- YOUR OBJECTIVE: Every line with "JSON" in it should be copied from the data.

- THE DATA:
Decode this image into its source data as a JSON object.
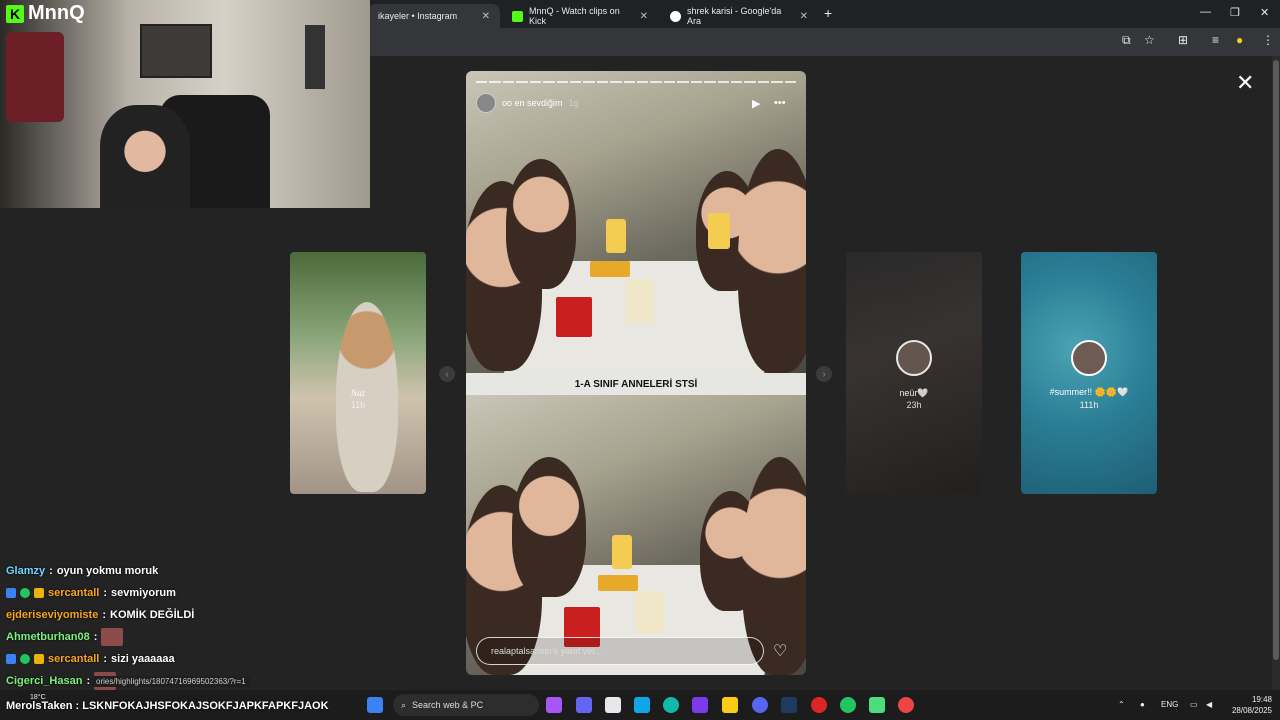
{
  "browser": {
    "tabs": [
      {
        "label": "ikayeler • Instagram",
        "active": true
      },
      {
        "label": "MnnQ - Watch clips on Kick",
        "active": false
      },
      {
        "label": "shrek karisi - Google'da Ara",
        "active": false
      }
    ],
    "close_glyph": "✕",
    "newtab_glyph": "+",
    "window_controls": [
      "—",
      "❐",
      "✕"
    ]
  },
  "story": {
    "username": "oo en sevdiğim",
    "time": "1g",
    "caption": "1-A SINIF ANNELERİ STSİ",
    "reply_placeholder": "realaptalsarisin'e yanıt ver...",
    "close_glyph": "✕",
    "play_glyph": "▶",
    "more_glyph": "•••",
    "heart_glyph": "♡"
  },
  "side_stories": [
    {
      "name": "Naz",
      "time": "11h"
    },
    {
      "name": "neür🤍",
      "time": "23h"
    },
    {
      "name": "#summer!! 🌼🌼🤍",
      "time": "111h"
    }
  ],
  "nav": {
    "prev": "‹",
    "next": "›"
  },
  "webcam": {
    "brand": "MnnQ",
    "brand_icon": "K"
  },
  "chat": [
    {
      "user": "Glamzy",
      "text": "oyun yokmu moruk",
      "color": "#6fd6ff",
      "badges": false,
      "emote": false
    },
    {
      "user": "sercantall",
      "text": "sevmiyorum",
      "color": "#f7a51c",
      "badges": true,
      "emote": false
    },
    {
      "user": "ejderiseviyomiste",
      "text": "KOMİK DEĞİLDİ",
      "color": "#f7a51c",
      "badges": false,
      "emote": false
    },
    {
      "user": "Ahmetburhan08",
      "text": "",
      "color": "#7bf07b",
      "badges": false,
      "emote": true
    },
    {
      "user": "sercantall",
      "text": "sizi yaaaaaa",
      "color": "#f7a51c",
      "badges": true,
      "emote": false
    },
    {
      "user": "Cigerci_Hasan",
      "text": "",
      "color": "#7bf07b",
      "badges": false,
      "emote": true
    }
  ],
  "status_url": "ories/highlights/18074716969502363/?r=1",
  "bottom_line": {
    "user": "MerolsTaken",
    "text": "LSKNFOKAJHSFOKAJSOKFJAPKFAPKFJAOK"
  },
  "taskbar": {
    "search_placeholder": "Search web & PC",
    "weather": "18°C",
    "lang": "ENG",
    "time": "19:48",
    "date": "28/08/2025"
  },
  "colors": {
    "kick_green": "#53fc18",
    "page_bg": "#232323"
  }
}
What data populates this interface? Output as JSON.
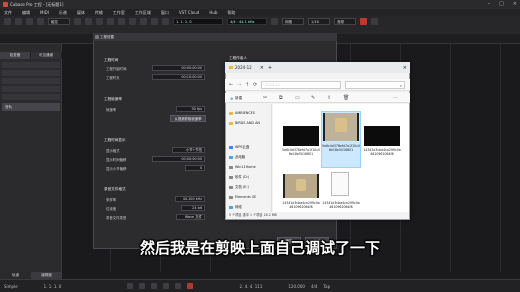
{
  "titlebar": {
    "title": "Cubase Pro 工程 - [无标题1]"
  },
  "menu": [
    "文件",
    "编辑",
    "MIDI",
    "乐谱",
    "媒体",
    "传输",
    "工作室",
    "工作区域",
    "窗口",
    "VST Cloud",
    "Hub",
    "帮助"
  ],
  "toolbar": {
    "mode_select": "触控",
    "time_display": "1. 1. 1. 0",
    "time_display2": "4/4 · 44.1 kHz",
    "snap_select": "网格",
    "quant_select": "1/16",
    "zoom_select": "音频"
  },
  "left_panel": {
    "tabs": [
      "检查器",
      "可见通道"
    ],
    "track_name": "音轨"
  },
  "bottom_tabs": [
    "轨道",
    "编辑器"
  ],
  "transport": {
    "position": "1. 1. 1. 0",
    "position_right": "2. 4. 4. 111",
    "tempo": "120.000",
    "signature": "4/4",
    "tap": "Tap",
    "mode": "Simple"
  },
  "dialog": {
    "title": "工程设置",
    "right_header": "工程作者人",
    "sections": {
      "time": "工程时间",
      "framerate": "工程帧速率",
      "display": "工程时间显示",
      "record": "录音文件格式"
    },
    "rows": {
      "start_label": "工程开始时间",
      "start_value": "00:00:00:00",
      "length_label": "工程时长",
      "length_value": "00:10:00:00",
      "fps_label": "帧速率",
      "fps_value": "30 fps",
      "from_video_button": "从视频获取帧速率",
      "display_label": "显示格式",
      "display_value": "小节+节拍",
      "offset_label": "显示时间偏移",
      "offset_value": "00:00:00:00",
      "bar_offset_label": "显示小节偏移",
      "bar_offset_value": "0",
      "samplerate_label": "采样率",
      "samplerate_value": "44.100 kHz",
      "bitdepth_label": "位深度",
      "bitdepth_value": "24 bit",
      "filetype_label": "录音文件类型",
      "filetype_value": "Wave 文件"
    },
    "ok_button": "确定",
    "cancel_button": "取消"
  },
  "explorer": {
    "title": "2024-12",
    "path": "2024-12",
    "new_label": "新建",
    "nav_items": [
      "AMBIENCES",
      "BIRDS AND AN",
      "WPS云盘",
      "此电脑",
      "Win11Home",
      "软件 (D:)",
      "文档 (E:)",
      "Elements SE",
      "网络"
    ],
    "files": [
      {
        "name": "5a6c4d378efd7a1f10c06e18e5016801",
        "kind": "video-black"
      },
      {
        "name": "5a6c4d378efd7a1f10c06e18e5016801",
        "kind": "video-film"
      },
      {
        "name": "14341e3cba4ca299c0a4610962064f8",
        "kind": "video-black"
      },
      {
        "name": "14341e3cba4ca299c0a4610962064f8",
        "kind": "video-film"
      },
      {
        "name": "14341e3cba4ca299c0a4610962064f8",
        "kind": "document"
      }
    ],
    "status": "5 个项目   选中 1 个项目 16.2 MB"
  },
  "subtitle": "然后我是在剪映上面自己调试了一下",
  "colors": {
    "accent_red": "#d84a35",
    "dialog_bg": "#2c2c2f",
    "explorer_bg": "#f3f3f3",
    "selection": "#cce8ff"
  }
}
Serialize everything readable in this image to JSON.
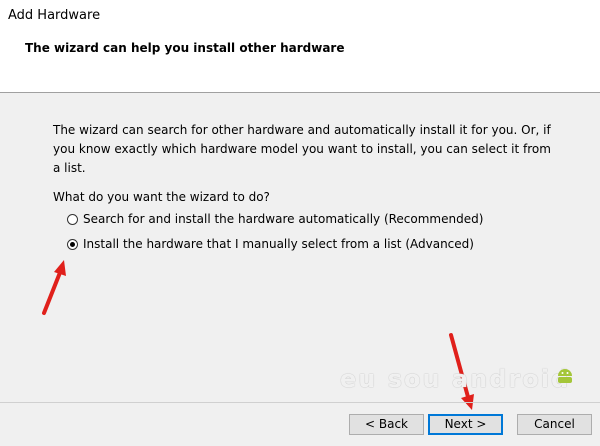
{
  "window": {
    "title": "Add Hardware"
  },
  "header": {
    "title": "The wizard can help you install other hardware"
  },
  "main": {
    "description": "The wizard can search for other hardware and automatically install it for you. Or, if you know exactly which hardware model you want to install, you can select it from a list.",
    "question": "What do you want the wizard to do?",
    "options": [
      {
        "label": "Search for and install the hardware automatically (Recommended)",
        "selected": false
      },
      {
        "label": "Install the hardware that I manually select from a list (Advanced)",
        "selected": true
      }
    ]
  },
  "watermark": {
    "text": "eu sou android"
  },
  "buttons": {
    "back": "< Back",
    "next": "Next >",
    "cancel": "Cancel"
  },
  "colors": {
    "arrow": "#e0201b",
    "accent": "#0078d7"
  }
}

- SOLUTION FOR THIS PROBLEM:
Decode this image into its source data as a JSON object.
What data populates this interface? Output as JSON.
Serialize everything readable in this image to JSON.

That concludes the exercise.